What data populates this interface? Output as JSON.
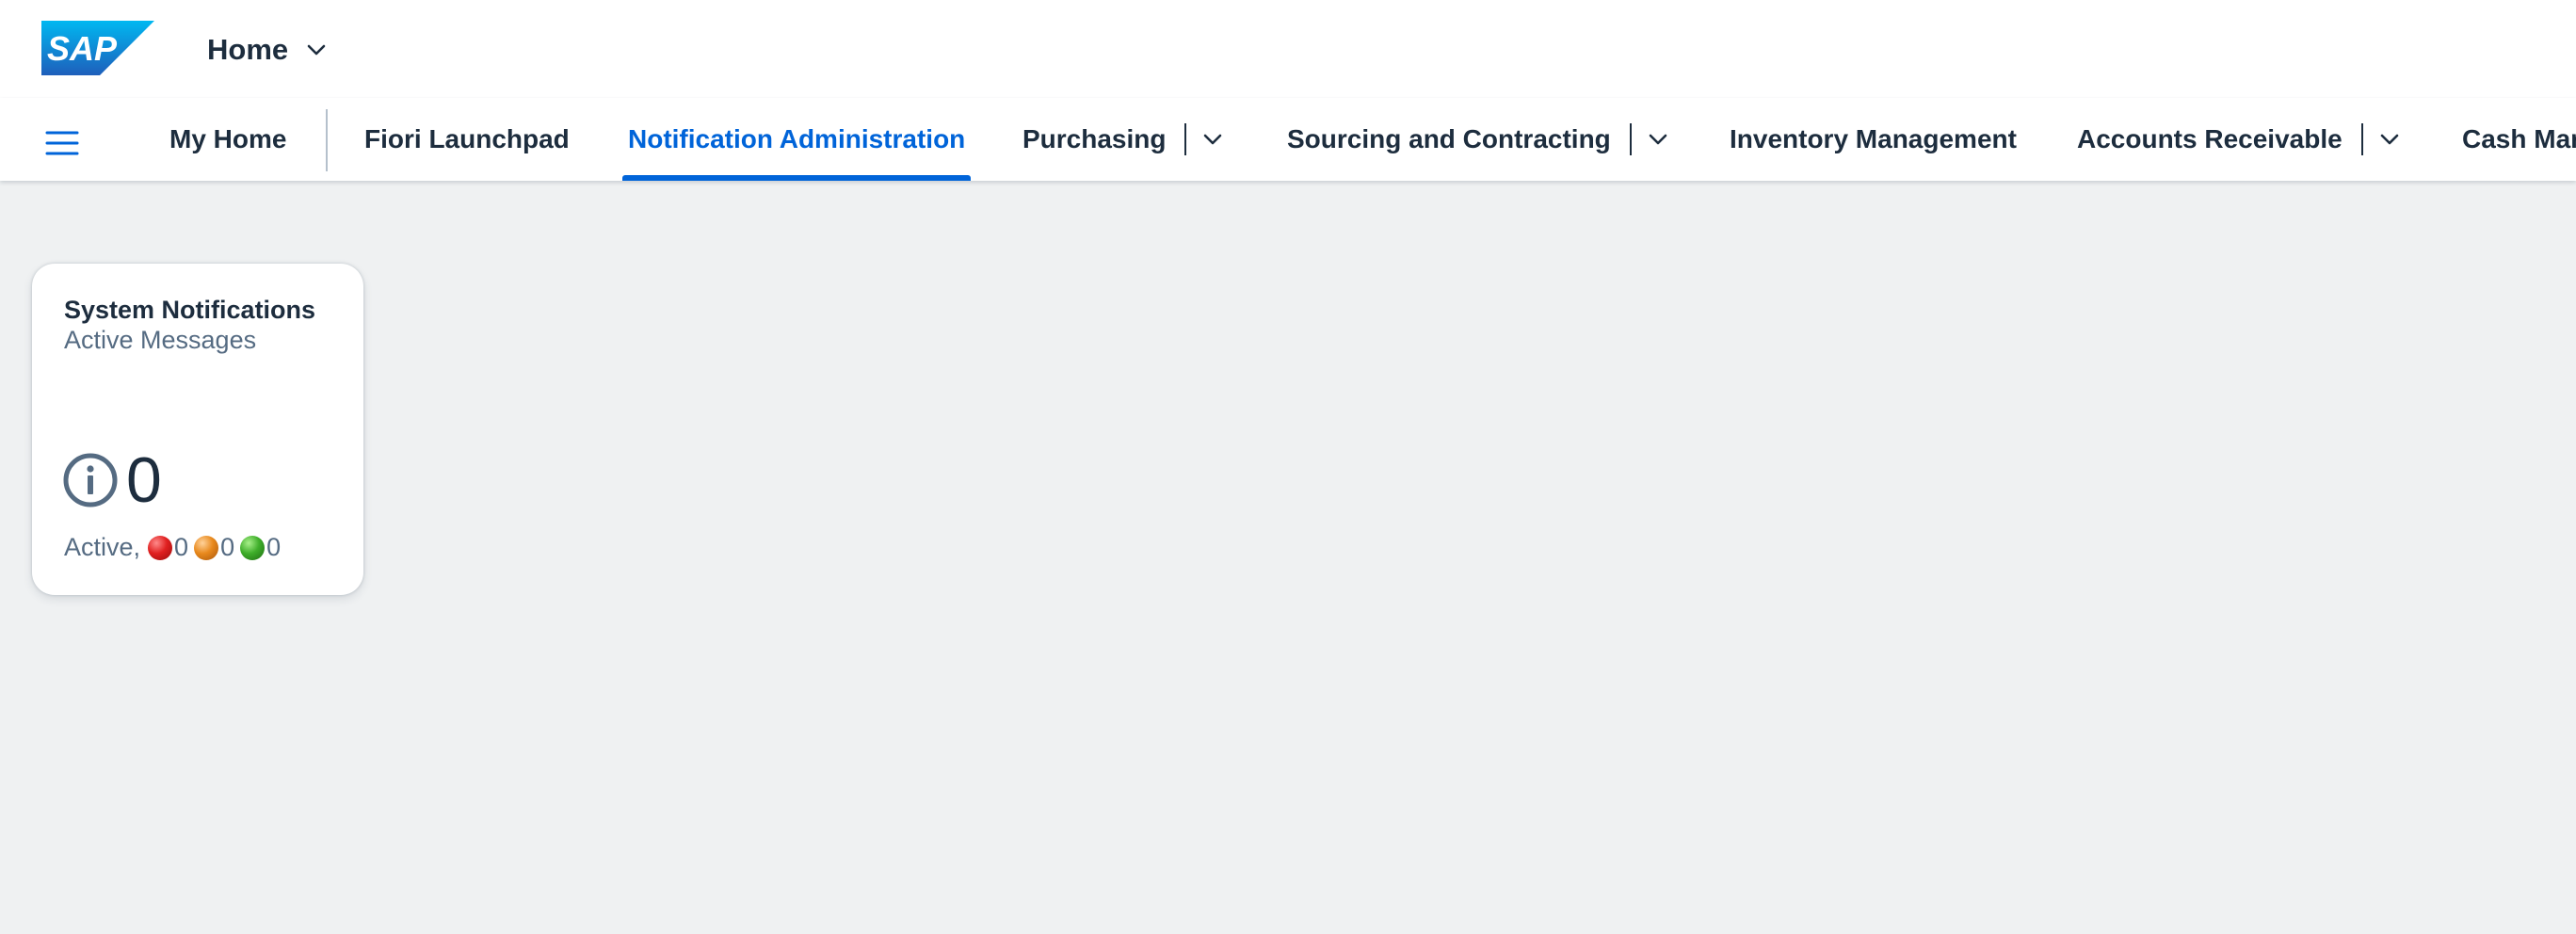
{
  "header": {
    "home_label": "Home"
  },
  "spaces": {
    "tabs": [
      {
        "label": "My Home",
        "selected": false,
        "has_menu": false
      },
      {
        "label": "Fiori Launchpad",
        "selected": false,
        "has_menu": false
      },
      {
        "label": "Notification Administration",
        "selected": true,
        "has_menu": false
      },
      {
        "label": "Purchasing",
        "selected": false,
        "has_menu": true
      },
      {
        "label": "Sourcing and Contracting",
        "selected": false,
        "has_menu": true
      },
      {
        "label": "Inventory Management",
        "selected": false,
        "has_menu": false
      },
      {
        "label": "Accounts Receivable",
        "selected": false,
        "has_menu": true
      },
      {
        "label": "Cash Mar",
        "selected": false,
        "has_menu": false
      }
    ]
  },
  "tile": {
    "title": "System Notifications",
    "subtitle": "Active Messages",
    "kpi_icon": "information-icon",
    "kpi_value": "0",
    "footer_prefix": "Active,",
    "status_counts": {
      "red": "0",
      "orange": "0",
      "green": "0"
    }
  },
  "colors": {
    "accent": "#0064d9",
    "text": "#1d2d3e",
    "secondary_text": "#556b82",
    "background": "#eff1f2"
  }
}
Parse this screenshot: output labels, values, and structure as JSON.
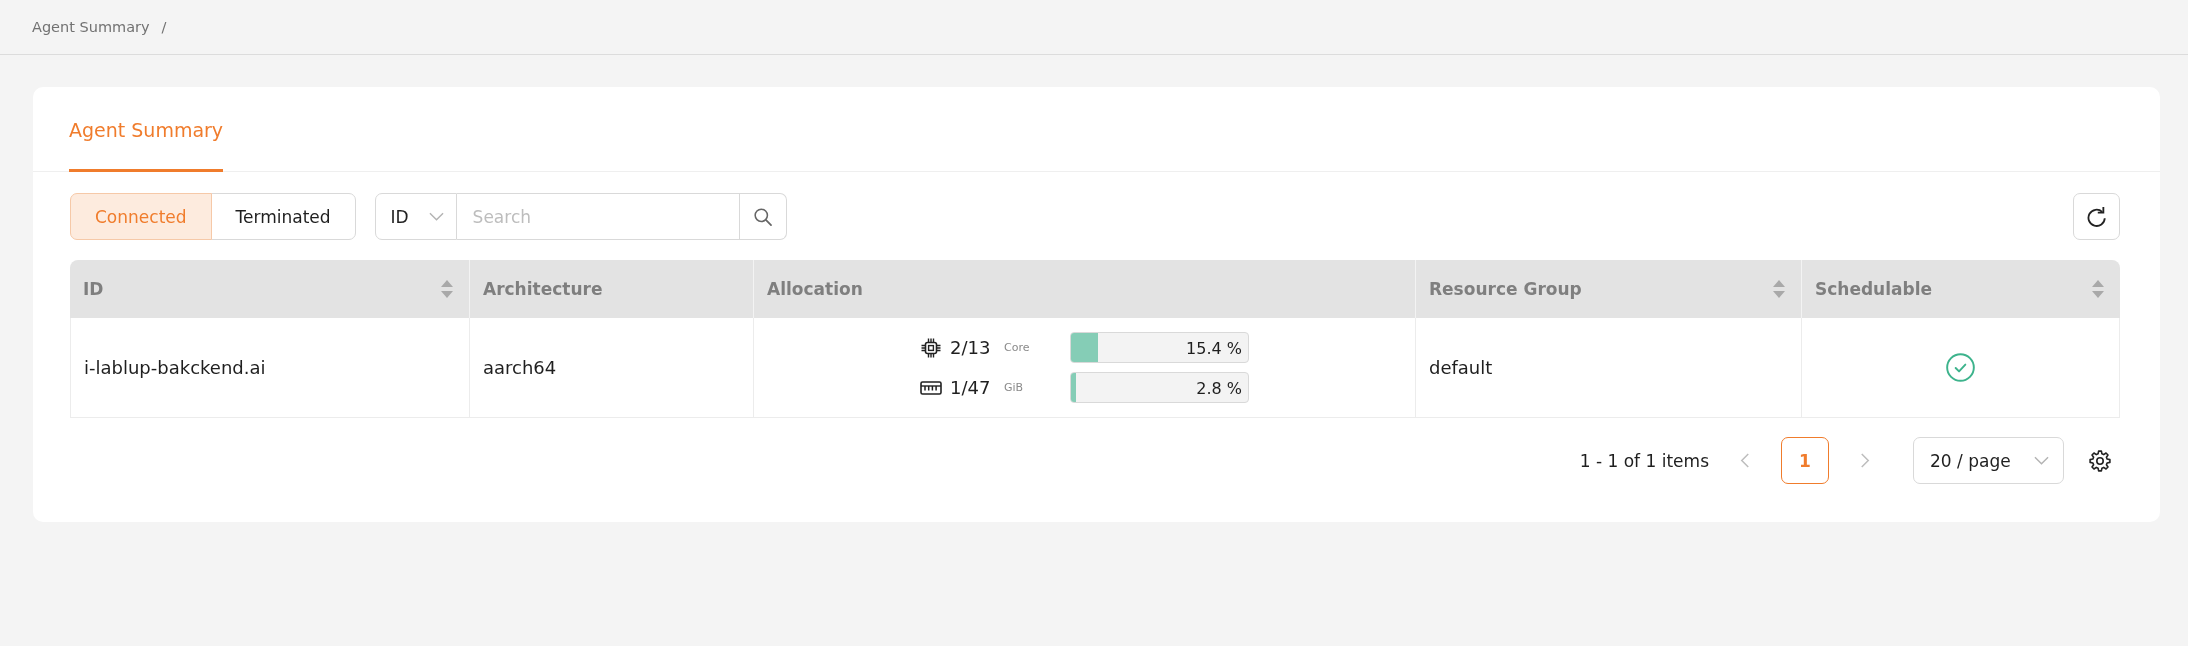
{
  "breadcrumb": {
    "items": [
      {
        "label": "Agent Summary"
      }
    ],
    "separator": "/"
  },
  "tabs": [
    {
      "label": "Agent Summary",
      "selected": true
    }
  ],
  "toolbar": {
    "status_filter": [
      {
        "label": "Connected",
        "selected": true
      },
      {
        "label": "Terminated",
        "selected": false
      }
    ],
    "search": {
      "field": "ID",
      "placeholder": "Search"
    }
  },
  "table": {
    "columns": [
      {
        "label": "ID",
        "sortable": true
      },
      {
        "label": "Architecture",
        "sortable": false
      },
      {
        "label": "Allocation",
        "sortable": false
      },
      {
        "label": "Resource Group",
        "sortable": true
      },
      {
        "label": "Schedulable",
        "sortable": true
      }
    ],
    "rows": [
      {
        "id": "i-lablup-bakckend.ai",
        "architecture": "aarch64",
        "allocation": [
          {
            "kind": "cpu",
            "amount": "2/13",
            "unit": "Core",
            "level": 0.154,
            "reading": "15.4 %"
          },
          {
            "kind": "memory",
            "amount": "1/47",
            "unit": "GiB",
            "level": 0.028,
            "reading": "2.8 %"
          }
        ],
        "resource_group": "default",
        "schedulable": true
      }
    ]
  },
  "pagination": {
    "summary": "1 - 1 of 1 items",
    "previous": {
      "disabled": true
    },
    "pages": [
      {
        "label": "1",
        "selected": true
      }
    ],
    "next": {
      "disabled": true
    },
    "page_size": "20 / page"
  }
}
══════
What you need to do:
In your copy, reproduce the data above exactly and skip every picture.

Task output:
What data populates this interface? Output as JSON.
{
  "header": {
    "home_label": "Home"
  },
  "spaces": {
    "tabs": [
      {
        "label": "My Home",
        "selected": false,
        "has_menu": false
      },
      {
        "label": "Fiori Launchpad",
        "selected": false,
        "has_menu": false
      },
      {
        "label": "Notification Administration",
        "selected": true,
        "has_menu": false
      },
      {
        "label": "Purchasing",
        "selected": false,
        "has_menu": true
      },
      {
        "label": "Sourcing and Contracting",
        "selected": false,
        "has_menu": true
      },
      {
        "label": "Inventory Management",
        "selected": false,
        "has_menu": false
      },
      {
        "label": "Accounts Receivable",
        "selected": false,
        "has_menu": true
      },
      {
        "label": "Cash Mar",
        "selected": false,
        "has_menu": false
      }
    ]
  },
  "tile": {
    "title": "System Notifications",
    "subtitle": "Active Messages",
    "kpi_icon": "information-icon",
    "kpi_value": "0",
    "footer_prefix": "Active,",
    "status_counts": {
      "red": "0",
      "orange": "0",
      "green": "0"
    }
  },
  "colors": {
    "accent": "#0064d9",
    "text": "#1d2d3e",
    "secondary_text": "#556b82",
    "background": "#eff1f2"
  }
}
Parse this screenshot: output labels, values, and structure as JSON.
{
  "breadcrumb": {
    "items": [
      {
        "label": "Agent Summary"
      }
    ],
    "separator": "/"
  },
  "tabs": [
    {
      "label": "Agent Summary",
      "selected": true
    }
  ],
  "toolbar": {
    "status_filter": [
      {
        "label": "Connected",
        "selected": true
      },
      {
        "label": "Terminated",
        "selected": false
      }
    ],
    "search": {
      "field": "ID",
      "placeholder": "Search"
    }
  },
  "table": {
    "columns": [
      {
        "label": "ID",
        "sortable": true
      },
      {
        "label": "Architecture",
        "sortable": false
      },
      {
        "label": "Allocation",
        "sortable": false
      },
      {
        "label": "Resource Group",
        "sortable": true
      },
      {
        "label": "Schedulable",
        "sortable": true
      }
    ],
    "rows": [
      {
        "id": "i-lablup-bakckend.ai",
        "architecture": "aarch64",
        "allocation": [
          {
            "kind": "cpu",
            "amount": "2/13",
            "unit": "Core",
            "level": 0.154,
            "reading": "15.4 %"
          },
          {
            "kind": "memory",
            "amount": "1/47",
            "unit": "GiB",
            "level": 0.028,
            "reading": "2.8 %"
          }
        ],
        "resource_group": "default",
        "schedulable": true
      }
    ]
  },
  "pagination": {
    "summary": "1 - 1 of 1 items",
    "previous": {
      "disabled": true
    },
    "pages": [
      {
        "label": "1",
        "selected": true
      }
    ],
    "next": {
      "disabled": true
    },
    "page_size": "20 / page"
  }
}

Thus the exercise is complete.